  • Others - X-ray passage of the contrast agent through the esophagus, NMR, bronchoscopy (tracheobronchial invasion is a contraindication to esophagectomy);
  • Laboratory examination: tumor markers CEA , SCC .

Therapy[edit | edit source]

Surgical and endoscopic[edit | edit source]

Radical

  • Tumors of the Tis or T1 stage can be treated by endoscopic mucosectomy;
  • For more advanced tumors different types of esophagectomies (for tumors in the GE junction with different types of gastrectomies - total gastrectomy or just cardiac resection) with mediastinal and celiac lymphadenectomy and esophageal replacement with tubular stomach , colon or small intestine, resections can be performed classically from thoracic and laparotomy or only from the cervical approach and laparotomy with esophageal stripping transhiatally (in high-risk patients, where thoracotomy is thus avoided), possibly also by video-assisted thoracoscopy;
  • Contraindications to esophagectomy are distant metastases and tumor ingrowth into the tracheobronchial tree.

Palliative:

  • Dilatation of tumor stenoses:
    • laser recanalization (recurrences occur after it);
    • stent placement - coated expandable stent (currently the best option);
    • Haring's endoprosthesis (no longer used today, a number of complications including esophageal wall pressure ulcers);
  • Paliativní bypassy – žaludek, střevo;
  • Gastrostomy (surgical or endoscopic - PEG).

Radiotherapy[edit | edit source]

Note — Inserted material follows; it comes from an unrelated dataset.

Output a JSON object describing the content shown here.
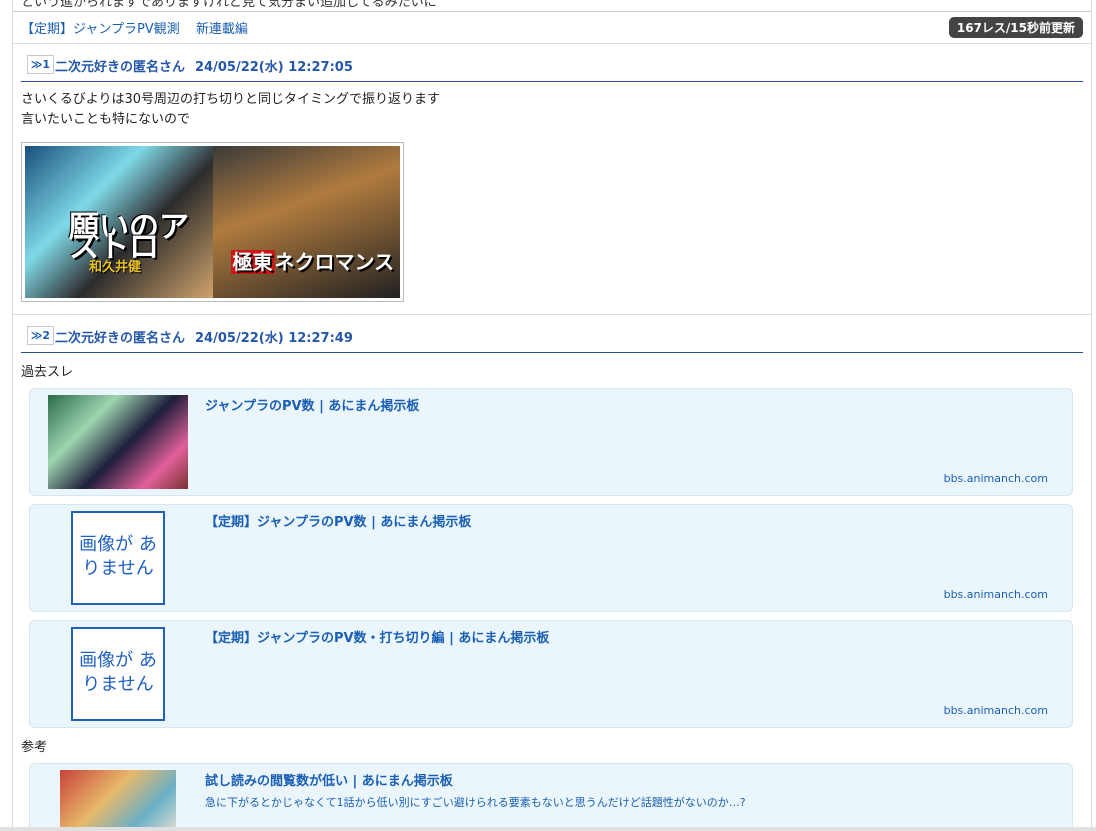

  • Low radiosensitivity (more in squamous cell carcinoma);
  • Neoadjuvant (improvement of operability) and adjuvant (removal of residues) are performed, as well as in inoperable tumors;
  • Brachyradiotherapy is also used (palliatively to clear stenoses).

Chemotherapy[edit | edit source]

  • Low sensitivity;
  • The combination of cisplatin with 5-fluorouracil is most commonly used;
  • It is performed neoadjuvantly and adjuvantly.

You can find more detailed information on the Cytostatics page . Iron

Photodynamic treatment[edit | edit source]

  • Activated porphyrin is taken up selectively by the tumor tissue, and oxygen radicals causing tumor necrosis are formed after laser irradiation ;
  • He's also being tested on Barrett's esophagus.

Summary video[edit | edit source]


Links[edit | edit source]

related articles[edit | edit source]

Source[edit | edit source]

  • Ledvina, Miroslav. Biochemie pro studijící medicíny. 2. vydání. Praha : Karolinum, 2009. 548 s. s. 85-90. ISBN 978-80-246-1414-4.